**What to produce:** "checked" is the word to look for; say how many lines of the listing below contain it, and nothing else.

**Given data:**
══════

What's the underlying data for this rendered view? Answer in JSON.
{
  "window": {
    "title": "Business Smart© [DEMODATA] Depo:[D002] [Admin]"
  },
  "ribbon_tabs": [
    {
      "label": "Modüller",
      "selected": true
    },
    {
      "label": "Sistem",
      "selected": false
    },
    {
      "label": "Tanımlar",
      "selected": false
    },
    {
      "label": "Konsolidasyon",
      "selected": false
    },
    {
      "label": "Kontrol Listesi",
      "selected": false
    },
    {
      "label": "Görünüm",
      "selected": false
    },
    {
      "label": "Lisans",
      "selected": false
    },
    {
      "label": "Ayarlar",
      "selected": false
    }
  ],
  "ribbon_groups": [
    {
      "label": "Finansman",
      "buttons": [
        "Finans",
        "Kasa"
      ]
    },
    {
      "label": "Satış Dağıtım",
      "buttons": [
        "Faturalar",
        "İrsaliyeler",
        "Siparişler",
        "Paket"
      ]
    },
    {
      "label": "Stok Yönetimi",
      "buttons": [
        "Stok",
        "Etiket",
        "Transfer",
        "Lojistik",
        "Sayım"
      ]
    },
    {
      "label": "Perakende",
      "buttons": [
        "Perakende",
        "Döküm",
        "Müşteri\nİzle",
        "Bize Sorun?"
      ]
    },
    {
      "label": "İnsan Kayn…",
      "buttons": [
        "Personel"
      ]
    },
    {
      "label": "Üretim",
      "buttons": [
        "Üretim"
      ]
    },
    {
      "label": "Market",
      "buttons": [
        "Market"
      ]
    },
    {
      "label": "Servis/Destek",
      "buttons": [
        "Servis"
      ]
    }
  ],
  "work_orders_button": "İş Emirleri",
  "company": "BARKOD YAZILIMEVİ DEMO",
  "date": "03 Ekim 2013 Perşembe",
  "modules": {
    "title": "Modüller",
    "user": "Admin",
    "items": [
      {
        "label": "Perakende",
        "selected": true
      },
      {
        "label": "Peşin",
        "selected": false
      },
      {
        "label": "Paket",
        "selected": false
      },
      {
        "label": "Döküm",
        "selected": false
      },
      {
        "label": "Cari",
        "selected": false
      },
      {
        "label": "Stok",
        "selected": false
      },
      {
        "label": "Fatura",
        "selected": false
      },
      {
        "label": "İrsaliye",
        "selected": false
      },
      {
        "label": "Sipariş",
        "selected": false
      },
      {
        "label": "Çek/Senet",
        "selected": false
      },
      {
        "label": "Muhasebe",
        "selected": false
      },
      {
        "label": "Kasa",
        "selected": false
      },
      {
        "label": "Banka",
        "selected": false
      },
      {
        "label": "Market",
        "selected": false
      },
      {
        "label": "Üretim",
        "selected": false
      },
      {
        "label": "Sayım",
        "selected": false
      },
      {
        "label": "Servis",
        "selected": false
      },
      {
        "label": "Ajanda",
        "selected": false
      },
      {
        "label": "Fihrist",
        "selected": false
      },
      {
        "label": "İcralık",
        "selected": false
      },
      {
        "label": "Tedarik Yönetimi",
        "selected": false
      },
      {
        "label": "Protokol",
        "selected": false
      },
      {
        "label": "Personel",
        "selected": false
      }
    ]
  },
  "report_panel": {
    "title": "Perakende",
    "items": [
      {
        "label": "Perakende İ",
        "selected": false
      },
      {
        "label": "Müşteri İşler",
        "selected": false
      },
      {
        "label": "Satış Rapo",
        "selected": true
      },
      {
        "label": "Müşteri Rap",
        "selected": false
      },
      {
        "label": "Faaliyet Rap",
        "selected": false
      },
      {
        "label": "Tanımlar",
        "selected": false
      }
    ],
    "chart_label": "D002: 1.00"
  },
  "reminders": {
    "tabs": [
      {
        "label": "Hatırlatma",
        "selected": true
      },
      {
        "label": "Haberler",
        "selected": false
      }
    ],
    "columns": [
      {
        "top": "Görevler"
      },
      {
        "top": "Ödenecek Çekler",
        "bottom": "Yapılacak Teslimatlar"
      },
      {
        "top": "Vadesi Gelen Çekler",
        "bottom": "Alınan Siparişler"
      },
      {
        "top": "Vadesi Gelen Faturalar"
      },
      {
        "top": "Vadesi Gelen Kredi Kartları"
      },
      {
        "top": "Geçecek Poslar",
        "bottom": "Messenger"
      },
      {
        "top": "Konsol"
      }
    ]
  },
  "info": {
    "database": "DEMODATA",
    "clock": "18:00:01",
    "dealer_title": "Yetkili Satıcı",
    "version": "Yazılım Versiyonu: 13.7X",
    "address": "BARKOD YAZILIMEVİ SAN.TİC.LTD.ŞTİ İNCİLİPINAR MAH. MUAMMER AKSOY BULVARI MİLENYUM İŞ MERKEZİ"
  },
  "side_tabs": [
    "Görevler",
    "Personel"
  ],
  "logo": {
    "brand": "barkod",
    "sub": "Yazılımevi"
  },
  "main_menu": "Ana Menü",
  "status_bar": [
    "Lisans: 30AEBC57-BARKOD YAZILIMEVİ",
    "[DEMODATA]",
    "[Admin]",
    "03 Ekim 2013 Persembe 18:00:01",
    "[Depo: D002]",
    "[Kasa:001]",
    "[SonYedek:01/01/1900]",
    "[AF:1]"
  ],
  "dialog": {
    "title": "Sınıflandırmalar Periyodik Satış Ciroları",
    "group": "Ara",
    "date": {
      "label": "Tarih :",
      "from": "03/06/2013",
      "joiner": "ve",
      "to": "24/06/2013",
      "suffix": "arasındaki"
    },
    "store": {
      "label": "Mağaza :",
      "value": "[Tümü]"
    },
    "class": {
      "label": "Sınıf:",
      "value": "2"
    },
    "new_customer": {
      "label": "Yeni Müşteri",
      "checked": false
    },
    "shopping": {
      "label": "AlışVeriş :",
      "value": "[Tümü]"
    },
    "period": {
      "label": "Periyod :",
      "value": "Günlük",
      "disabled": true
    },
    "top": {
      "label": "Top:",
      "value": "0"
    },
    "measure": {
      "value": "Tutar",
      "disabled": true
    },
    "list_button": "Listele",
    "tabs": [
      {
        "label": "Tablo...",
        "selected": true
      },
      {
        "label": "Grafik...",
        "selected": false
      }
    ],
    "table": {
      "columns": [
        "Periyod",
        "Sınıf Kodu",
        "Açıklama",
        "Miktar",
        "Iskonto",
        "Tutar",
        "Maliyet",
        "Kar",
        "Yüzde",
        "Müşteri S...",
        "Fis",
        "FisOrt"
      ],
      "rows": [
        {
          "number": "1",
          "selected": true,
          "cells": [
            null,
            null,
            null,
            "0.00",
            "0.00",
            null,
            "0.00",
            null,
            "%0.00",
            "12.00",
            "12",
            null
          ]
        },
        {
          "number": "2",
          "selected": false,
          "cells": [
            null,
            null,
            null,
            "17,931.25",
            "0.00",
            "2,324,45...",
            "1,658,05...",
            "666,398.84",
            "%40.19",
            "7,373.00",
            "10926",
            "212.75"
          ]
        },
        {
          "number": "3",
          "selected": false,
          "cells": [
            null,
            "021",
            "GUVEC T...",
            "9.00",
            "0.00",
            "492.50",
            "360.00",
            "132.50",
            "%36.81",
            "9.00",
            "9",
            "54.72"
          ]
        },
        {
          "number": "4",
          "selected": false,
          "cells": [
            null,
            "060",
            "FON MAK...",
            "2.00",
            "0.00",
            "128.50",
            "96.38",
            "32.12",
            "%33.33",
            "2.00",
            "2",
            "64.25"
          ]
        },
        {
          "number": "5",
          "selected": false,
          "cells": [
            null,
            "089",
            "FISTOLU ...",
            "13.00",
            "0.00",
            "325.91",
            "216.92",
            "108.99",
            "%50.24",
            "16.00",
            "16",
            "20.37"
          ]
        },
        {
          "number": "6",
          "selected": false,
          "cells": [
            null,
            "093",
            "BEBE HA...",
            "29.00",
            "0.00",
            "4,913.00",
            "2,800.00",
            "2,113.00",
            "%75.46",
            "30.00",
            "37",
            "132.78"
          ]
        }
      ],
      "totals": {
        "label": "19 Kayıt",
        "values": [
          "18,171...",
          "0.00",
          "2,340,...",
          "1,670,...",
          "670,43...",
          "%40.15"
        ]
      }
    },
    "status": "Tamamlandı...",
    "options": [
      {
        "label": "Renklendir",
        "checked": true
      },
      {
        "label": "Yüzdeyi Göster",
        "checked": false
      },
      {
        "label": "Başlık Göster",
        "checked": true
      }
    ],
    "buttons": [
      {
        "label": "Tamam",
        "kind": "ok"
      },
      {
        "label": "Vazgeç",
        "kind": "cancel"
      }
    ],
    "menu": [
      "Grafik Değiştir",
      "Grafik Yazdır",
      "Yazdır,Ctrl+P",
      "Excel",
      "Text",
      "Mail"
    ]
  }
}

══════

**Answer to this task:** 4